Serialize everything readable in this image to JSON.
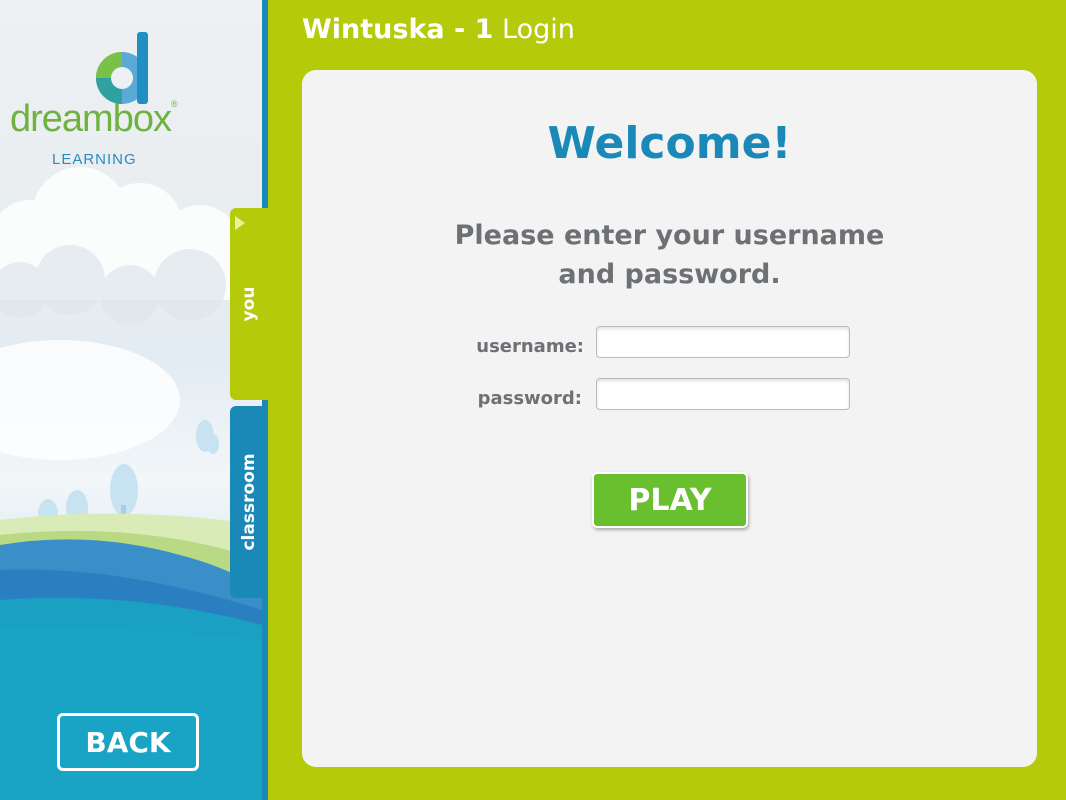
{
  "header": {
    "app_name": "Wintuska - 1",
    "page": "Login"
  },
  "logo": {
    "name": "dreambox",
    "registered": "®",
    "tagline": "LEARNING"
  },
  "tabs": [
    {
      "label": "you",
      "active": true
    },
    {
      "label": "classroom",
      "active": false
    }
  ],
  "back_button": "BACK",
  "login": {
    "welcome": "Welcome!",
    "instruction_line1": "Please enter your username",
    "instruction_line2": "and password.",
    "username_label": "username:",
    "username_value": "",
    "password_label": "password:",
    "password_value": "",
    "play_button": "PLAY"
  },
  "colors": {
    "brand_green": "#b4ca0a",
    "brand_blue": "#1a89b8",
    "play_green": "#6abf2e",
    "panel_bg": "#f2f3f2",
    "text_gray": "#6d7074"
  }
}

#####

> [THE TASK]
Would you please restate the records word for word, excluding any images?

> [TASK SOLUTION]
Serialize everything readable in this image to JSON.
{
  "header": {
    "app_name": "Wintuska - 1",
    "page": "Login"
  },
  "logo": {
    "name": "dreambox",
    "registered": "®",
    "tagline": "LEARNING"
  },
  "tabs": [
    {
      "label": "you",
      "active": true
    },
    {
      "label": "classroom",
      "active": false
    }
  ],
  "back_button": "BACK",
  "login": {
    "welcome": "Welcome!",
    "instruction_line1": "Please enter your username",
    "instruction_line2": "and password.",
    "username_label": "username:",
    "username_value": "",
    "password_label": "password:",
    "password_value": "",
    "play_button": "PLAY"
  },
  "colors": {
    "brand_green": "#b4ca0a",
    "brand_blue": "#1a89b8",
    "play_green": "#6abf2e",
    "panel_bg": "#f2f3f2",
    "text_gray": "#6d7074"
  }
}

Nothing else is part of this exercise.